Task prompt: Your task is to give the data again, exactly, with every line intact.

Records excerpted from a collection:
++++++++

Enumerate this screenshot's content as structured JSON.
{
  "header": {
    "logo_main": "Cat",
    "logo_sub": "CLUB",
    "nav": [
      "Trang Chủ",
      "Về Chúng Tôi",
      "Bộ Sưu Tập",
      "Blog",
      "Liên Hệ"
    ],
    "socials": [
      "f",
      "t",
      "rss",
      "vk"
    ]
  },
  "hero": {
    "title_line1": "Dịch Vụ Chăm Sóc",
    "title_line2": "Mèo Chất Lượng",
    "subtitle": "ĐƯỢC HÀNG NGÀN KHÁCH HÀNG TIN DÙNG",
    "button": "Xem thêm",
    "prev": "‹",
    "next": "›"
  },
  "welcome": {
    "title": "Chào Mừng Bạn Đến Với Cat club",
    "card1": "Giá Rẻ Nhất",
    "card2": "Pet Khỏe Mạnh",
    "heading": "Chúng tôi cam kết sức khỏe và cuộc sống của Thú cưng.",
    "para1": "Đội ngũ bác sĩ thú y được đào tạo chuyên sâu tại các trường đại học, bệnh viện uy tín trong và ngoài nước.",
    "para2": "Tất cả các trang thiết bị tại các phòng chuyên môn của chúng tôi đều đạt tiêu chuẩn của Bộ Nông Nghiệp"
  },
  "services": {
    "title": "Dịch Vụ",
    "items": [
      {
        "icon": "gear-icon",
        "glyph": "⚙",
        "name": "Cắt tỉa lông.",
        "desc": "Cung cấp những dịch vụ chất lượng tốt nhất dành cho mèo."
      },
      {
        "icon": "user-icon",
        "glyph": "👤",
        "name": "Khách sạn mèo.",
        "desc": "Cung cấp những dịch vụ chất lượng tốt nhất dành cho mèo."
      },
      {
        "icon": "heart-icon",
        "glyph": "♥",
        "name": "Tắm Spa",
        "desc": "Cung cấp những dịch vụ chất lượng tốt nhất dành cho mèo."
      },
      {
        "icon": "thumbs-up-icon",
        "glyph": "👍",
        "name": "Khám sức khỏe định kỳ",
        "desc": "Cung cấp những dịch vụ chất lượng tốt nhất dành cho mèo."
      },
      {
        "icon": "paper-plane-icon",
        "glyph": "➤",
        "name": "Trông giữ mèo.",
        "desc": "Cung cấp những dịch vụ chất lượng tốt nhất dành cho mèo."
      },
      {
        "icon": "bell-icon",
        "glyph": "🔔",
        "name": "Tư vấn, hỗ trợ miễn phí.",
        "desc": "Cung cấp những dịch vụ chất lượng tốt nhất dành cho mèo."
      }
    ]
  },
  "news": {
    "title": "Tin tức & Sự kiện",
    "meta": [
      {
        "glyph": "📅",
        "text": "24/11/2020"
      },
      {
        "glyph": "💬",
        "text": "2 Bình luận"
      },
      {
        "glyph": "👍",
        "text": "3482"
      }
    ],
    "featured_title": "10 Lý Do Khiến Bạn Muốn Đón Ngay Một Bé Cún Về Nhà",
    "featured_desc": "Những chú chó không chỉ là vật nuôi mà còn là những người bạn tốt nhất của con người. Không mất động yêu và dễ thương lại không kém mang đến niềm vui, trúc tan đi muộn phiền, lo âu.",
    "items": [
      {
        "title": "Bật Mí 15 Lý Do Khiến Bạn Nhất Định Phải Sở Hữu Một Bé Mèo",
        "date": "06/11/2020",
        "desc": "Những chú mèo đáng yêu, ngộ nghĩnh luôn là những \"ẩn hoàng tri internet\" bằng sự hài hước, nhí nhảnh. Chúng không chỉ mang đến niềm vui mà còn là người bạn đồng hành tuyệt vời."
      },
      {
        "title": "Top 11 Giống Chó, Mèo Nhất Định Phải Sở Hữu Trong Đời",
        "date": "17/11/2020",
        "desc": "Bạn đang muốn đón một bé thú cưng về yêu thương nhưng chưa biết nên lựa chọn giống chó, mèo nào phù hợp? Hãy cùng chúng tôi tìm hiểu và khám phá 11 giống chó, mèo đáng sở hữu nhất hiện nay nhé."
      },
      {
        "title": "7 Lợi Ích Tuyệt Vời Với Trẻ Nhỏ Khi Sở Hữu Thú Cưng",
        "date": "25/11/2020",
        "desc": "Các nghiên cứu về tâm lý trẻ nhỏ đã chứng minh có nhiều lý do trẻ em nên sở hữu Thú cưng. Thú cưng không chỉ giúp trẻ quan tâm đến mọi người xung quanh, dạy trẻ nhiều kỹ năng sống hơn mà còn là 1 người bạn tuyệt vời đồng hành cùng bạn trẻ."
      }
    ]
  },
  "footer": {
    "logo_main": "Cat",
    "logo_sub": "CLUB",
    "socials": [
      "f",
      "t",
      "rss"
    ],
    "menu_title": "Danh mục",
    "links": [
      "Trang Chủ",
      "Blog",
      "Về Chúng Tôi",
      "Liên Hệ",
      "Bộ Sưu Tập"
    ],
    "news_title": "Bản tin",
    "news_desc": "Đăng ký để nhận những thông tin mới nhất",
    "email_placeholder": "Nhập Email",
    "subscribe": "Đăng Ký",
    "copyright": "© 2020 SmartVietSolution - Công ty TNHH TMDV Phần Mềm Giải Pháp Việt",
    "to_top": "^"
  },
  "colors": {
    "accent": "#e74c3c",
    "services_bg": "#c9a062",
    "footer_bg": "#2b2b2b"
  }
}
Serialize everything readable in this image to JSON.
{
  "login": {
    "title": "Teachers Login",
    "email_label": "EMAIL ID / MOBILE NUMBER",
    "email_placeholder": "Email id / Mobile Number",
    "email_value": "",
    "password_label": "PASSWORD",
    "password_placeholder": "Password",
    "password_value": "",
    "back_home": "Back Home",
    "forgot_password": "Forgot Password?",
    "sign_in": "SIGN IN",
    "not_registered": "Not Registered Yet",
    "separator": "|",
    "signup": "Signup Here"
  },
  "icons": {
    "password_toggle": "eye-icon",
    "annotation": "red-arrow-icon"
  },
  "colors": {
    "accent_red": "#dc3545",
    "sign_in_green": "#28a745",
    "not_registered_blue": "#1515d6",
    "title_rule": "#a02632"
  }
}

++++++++

Task output:
Enumerate this screenshot's content as structured JSON.
{
  "header": {
    "logo_main": "Cat",
    "logo_sub": "CLUB",
    "nav": [
      "Trang Chủ",
      "Về Chúng Tôi",
      "Bộ Sưu Tập",
      "Blog",
      "Liên Hệ"
    ],
    "socials": [
      "f",
      "t",
      "rss",
      "vk"
    ]
  },
  "hero": {
    "title_line1": "Dịch Vụ Chăm Sóc",
    "title_line2": "Mèo Chất Lượng",
    "subtitle": "ĐƯỢC HÀNG NGÀN KHÁCH HÀNG TIN DÙNG",
    "button": "Xem thêm",
    "prev": "‹",
    "next": "›"
  },
  "welcome": {
    "title": "Chào Mừng Bạn Đến Với Cat club",
    "card1": "Giá Rẻ Nhất",
    "card2": "Pet Khỏe Mạnh",
    "heading": "Chúng tôi cam kết sức khỏe và cuộc sống của Thú cưng.",
    "para1": "Đội ngũ bác sĩ thú y được đào tạo chuyên sâu tại các trường đại học, bệnh viện uy tín trong và ngoài nước.",
    "para2": "Tất cả các trang thiết bị tại các phòng chuyên môn của chúng tôi đều đạt tiêu chuẩn của Bộ Nông Nghiệp"
  },
  "services": {
    "title": "Dịch Vụ",
    "items": [
      {
        "icon": "gear-icon",
        "glyph": "⚙",
        "name": "Cắt tỉa lông.",
        "desc": "Cung cấp những dịch vụ chất lượng tốt nhất dành cho mèo."
      },
      {
        "icon": "user-icon",
        "glyph": "👤",
        "name": "Khách sạn mèo.",
        "desc": "Cung cấp những dịch vụ chất lượng tốt nhất dành cho mèo."
      },
      {
        "icon": "heart-icon",
        "glyph": "♥",
        "name": "Tắm Spa",
        "desc": "Cung cấp những dịch vụ chất lượng tốt nhất dành cho mèo."
      },
      {
        "icon": "thumbs-up-icon",
        "glyph": "👍",
        "name": "Khám sức khỏe định kỳ",
        "desc": "Cung cấp những dịch vụ chất lượng tốt nhất dành cho mèo."
      },
      {
        "icon": "paper-plane-icon",
        "glyph": "➤",
        "name": "Trông giữ mèo.",
        "desc": "Cung cấp những dịch vụ chất lượng tốt nhất dành cho mèo."
      },
      {
        "icon": "bell-icon",
        "glyph": "🔔",
        "name": "Tư vấn, hỗ trợ miễn phí.",
        "desc": "Cung cấp những dịch vụ chất lượng tốt nhất dành cho mèo."
      }
    ]
  },
  "news": {
    "title": "Tin tức & Sự kiện",
    "meta": [
      {
        "glyph": "📅",
        "text": "24/11/2020"
      },
      {
        "glyph": "💬",
        "text": "2 Bình luận"
      },
      {
        "glyph": "👍",
        "text": "3482"
      }
    ],
    "featured_title": "10 Lý Do Khiến Bạn Muốn Đón Ngay Một Bé Cún Về Nhà",
    "featured_desc": "Những chú chó không chỉ là vật nuôi mà còn là những người bạn tốt nhất của con người. Không mất động yêu và dễ thương lại không kém mang đến niềm vui, trúc tan đi muộn phiền, lo âu.",
    "items": [
      {
        "title": "Bật Mí 15 Lý Do Khiến Bạn Nhất Định Phải Sở Hữu Một Bé Mèo",
        "date": "06/11/2020",
        "desc": "Những chú mèo đáng yêu, ngộ nghĩnh luôn là những \"ẩn hoàng tri internet\" bằng sự hài hước, nhí nhảnh. Chúng không chỉ mang đến niềm vui mà còn là người bạn đồng hành tuyệt vời."
      },
      {
        "title": "Top 11 Giống Chó, Mèo Nhất Định Phải Sở Hữu Trong Đời",
        "date": "17/11/2020",
        "desc": "Bạn đang muốn đón một bé thú cưng về yêu thương nhưng chưa biết nên lựa chọn giống chó, mèo nào phù hợp? Hãy cùng chúng tôi tìm hiểu và khám phá 11 giống chó, mèo đáng sở hữu nhất hiện nay nhé."
      },
      {
        "title": "7 Lợi Ích Tuyệt Vời Với Trẻ Nhỏ Khi Sở Hữu Thú Cưng",
        "date": "25/11/2020",
        "desc": "Các nghiên cứu về tâm lý trẻ nhỏ đã chứng minh có nhiều lý do trẻ em nên sở hữu Thú cưng. Thú cưng không chỉ giúp trẻ quan tâm đến mọi người xung quanh, dạy trẻ nhiều kỹ năng sống hơn mà còn là 1 người bạn tuyệt vời đồng hành cùng bạn trẻ."
      }
    ]
  },
  "footer": {
    "logo_main": "Cat",
    "logo_sub": "CLUB",
    "socials": [
      "f",
      "t",
      "rss"
    ],
    "menu_title": "Danh mục",
    "links": [
      "Trang Chủ",
      "Blog",
      "Về Chúng Tôi",
      "Liên Hệ",
      "Bộ Sưu Tập"
    ],
    "news_title": "Bản tin",
    "news_desc": "Đăng ký để nhận những thông tin mới nhất",
    "email_placeholder": "Nhập Email",
    "subscribe": "Đăng Ký",
    "copyright": "© 2020 SmartVietSolution - Công ty TNHH TMDV Phần Mềm Giải Pháp Việt",
    "to_top": "^"
  },
  "colors": {
    "accent": "#e74c3c",
    "services_bg": "#c9a062",
    "footer_bg": "#2b2b2b"
  }
}
Serialize everything readable in this image to JSON.
{
  "login": {
    "title": "Teachers Login",
    "email_label": "EMAIL ID / MOBILE NUMBER",
    "email_placeholder": "Email id / Mobile Number",
    "email_value": "",
    "password_label": "PASSWORD",
    "password_placeholder": "Password",
    "password_value": "",
    "back_home": "Back Home",
    "forgot_password": "Forgot Password?",
    "sign_in": "SIGN IN",
    "not_registered": "Not Registered Yet",
    "separator": "|",
    "signup": "Signup Here"
  },
  "icons": {
    "password_toggle": "eye-icon",
    "annotation": "red-arrow-icon"
  },
  "colors": {
    "accent_red": "#dc3545",
    "sign_in_green": "#28a745",
    "not_registered_blue": "#1515d6",
    "title_rule": "#a02632"
  }
}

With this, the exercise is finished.